§ Exercise directions:
Copy each line containing "otrs" from the listing below.

§ Extracted records:
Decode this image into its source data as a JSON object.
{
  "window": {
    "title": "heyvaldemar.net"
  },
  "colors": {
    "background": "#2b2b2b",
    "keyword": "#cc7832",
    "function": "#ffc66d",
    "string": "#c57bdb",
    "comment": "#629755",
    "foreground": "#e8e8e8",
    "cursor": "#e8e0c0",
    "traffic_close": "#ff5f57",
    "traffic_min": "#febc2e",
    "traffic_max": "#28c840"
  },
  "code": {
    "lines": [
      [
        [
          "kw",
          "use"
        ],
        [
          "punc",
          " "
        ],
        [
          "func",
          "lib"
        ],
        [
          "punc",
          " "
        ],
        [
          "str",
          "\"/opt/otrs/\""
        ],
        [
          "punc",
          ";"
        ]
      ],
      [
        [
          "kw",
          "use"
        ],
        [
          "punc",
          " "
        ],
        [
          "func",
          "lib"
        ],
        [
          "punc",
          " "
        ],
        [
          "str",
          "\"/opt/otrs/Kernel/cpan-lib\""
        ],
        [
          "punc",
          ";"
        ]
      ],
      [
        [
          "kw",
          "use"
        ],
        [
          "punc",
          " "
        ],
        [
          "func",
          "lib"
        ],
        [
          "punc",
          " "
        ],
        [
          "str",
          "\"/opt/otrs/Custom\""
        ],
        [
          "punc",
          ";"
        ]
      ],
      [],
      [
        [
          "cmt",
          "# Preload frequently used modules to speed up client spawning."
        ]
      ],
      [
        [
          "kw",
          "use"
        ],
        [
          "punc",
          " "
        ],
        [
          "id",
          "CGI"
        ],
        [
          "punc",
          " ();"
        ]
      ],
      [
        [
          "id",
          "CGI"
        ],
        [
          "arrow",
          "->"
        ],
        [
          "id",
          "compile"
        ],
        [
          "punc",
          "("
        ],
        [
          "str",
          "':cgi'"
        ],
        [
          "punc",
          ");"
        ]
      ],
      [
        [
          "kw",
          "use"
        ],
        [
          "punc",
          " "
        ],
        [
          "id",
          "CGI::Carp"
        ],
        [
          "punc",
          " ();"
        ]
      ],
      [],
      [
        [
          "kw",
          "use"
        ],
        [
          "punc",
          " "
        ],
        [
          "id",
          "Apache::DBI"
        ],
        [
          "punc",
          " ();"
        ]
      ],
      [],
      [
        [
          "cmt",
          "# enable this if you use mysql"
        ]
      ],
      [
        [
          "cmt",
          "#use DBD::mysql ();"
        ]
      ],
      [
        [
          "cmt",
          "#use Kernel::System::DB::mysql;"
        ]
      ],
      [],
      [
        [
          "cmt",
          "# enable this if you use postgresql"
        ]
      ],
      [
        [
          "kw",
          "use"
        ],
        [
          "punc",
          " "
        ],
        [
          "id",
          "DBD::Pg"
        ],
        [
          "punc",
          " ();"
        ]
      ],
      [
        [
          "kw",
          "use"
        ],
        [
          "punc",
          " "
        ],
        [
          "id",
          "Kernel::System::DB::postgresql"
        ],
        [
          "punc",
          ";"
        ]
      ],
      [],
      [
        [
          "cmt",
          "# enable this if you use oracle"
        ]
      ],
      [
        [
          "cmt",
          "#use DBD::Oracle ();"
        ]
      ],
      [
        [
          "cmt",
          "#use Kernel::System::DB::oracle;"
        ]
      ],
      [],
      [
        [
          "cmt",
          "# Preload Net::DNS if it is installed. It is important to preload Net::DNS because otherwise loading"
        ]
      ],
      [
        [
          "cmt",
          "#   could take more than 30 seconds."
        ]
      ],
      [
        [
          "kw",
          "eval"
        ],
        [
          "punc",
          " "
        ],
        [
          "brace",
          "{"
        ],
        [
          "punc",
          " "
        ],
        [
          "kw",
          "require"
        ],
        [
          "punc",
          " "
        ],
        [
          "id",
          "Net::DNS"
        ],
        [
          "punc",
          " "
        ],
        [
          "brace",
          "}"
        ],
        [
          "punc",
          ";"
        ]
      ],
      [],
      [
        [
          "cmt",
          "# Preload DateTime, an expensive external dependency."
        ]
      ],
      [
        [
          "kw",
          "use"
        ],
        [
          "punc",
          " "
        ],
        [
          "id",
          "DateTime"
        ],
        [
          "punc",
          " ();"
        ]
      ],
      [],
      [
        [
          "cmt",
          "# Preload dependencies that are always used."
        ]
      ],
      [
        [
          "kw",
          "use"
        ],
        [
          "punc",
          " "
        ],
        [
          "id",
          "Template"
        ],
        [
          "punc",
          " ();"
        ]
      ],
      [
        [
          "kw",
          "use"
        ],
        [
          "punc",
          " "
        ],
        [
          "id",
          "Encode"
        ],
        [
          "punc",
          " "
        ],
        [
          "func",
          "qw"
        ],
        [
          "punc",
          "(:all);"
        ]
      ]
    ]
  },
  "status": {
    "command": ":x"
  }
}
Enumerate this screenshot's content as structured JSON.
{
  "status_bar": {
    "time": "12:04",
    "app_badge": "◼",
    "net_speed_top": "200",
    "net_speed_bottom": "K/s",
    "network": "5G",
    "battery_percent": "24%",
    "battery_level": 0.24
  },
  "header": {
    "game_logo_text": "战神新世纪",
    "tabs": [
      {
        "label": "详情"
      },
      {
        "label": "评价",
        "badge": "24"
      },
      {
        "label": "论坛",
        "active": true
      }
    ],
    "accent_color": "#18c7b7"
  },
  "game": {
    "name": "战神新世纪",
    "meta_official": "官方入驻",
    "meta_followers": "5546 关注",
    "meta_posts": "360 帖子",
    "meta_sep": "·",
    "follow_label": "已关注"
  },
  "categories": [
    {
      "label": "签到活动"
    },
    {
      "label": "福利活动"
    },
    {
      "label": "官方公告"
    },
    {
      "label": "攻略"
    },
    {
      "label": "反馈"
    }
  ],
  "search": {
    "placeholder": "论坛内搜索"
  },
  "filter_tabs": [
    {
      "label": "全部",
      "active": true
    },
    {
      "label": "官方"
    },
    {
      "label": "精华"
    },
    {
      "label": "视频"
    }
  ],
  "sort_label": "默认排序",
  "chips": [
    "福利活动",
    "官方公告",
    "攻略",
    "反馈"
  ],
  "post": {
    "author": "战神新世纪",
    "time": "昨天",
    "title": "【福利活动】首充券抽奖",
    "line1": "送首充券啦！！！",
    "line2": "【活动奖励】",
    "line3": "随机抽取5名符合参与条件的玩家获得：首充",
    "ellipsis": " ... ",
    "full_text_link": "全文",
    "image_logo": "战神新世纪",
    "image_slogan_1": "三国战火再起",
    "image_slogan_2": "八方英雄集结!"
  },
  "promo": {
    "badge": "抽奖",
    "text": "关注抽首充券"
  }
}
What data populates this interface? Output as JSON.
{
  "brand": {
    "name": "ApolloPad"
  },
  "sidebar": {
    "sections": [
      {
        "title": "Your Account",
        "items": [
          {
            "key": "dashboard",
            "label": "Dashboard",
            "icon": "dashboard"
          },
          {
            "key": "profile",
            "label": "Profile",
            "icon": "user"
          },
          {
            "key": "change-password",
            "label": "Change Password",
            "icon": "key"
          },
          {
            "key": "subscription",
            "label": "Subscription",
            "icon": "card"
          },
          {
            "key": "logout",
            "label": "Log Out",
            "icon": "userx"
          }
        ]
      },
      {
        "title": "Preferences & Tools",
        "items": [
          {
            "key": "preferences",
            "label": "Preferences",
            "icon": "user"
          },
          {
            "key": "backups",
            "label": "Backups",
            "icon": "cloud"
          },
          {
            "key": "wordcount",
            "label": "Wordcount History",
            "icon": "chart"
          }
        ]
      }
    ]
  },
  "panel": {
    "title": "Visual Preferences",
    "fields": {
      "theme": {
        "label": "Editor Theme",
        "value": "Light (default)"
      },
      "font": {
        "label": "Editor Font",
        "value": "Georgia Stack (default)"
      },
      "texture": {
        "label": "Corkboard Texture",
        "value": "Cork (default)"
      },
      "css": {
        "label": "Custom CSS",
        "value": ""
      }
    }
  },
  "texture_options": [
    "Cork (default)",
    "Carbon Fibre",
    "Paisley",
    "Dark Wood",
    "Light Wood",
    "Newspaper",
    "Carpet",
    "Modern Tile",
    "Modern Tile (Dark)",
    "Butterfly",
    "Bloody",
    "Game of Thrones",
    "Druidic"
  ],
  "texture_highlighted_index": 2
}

§ Response area:
          "\"/opt/otrs/\""
          "\"/opt/otrs/Kernel/cpan-lib\""
          "\"/opt/otrs/Custom\""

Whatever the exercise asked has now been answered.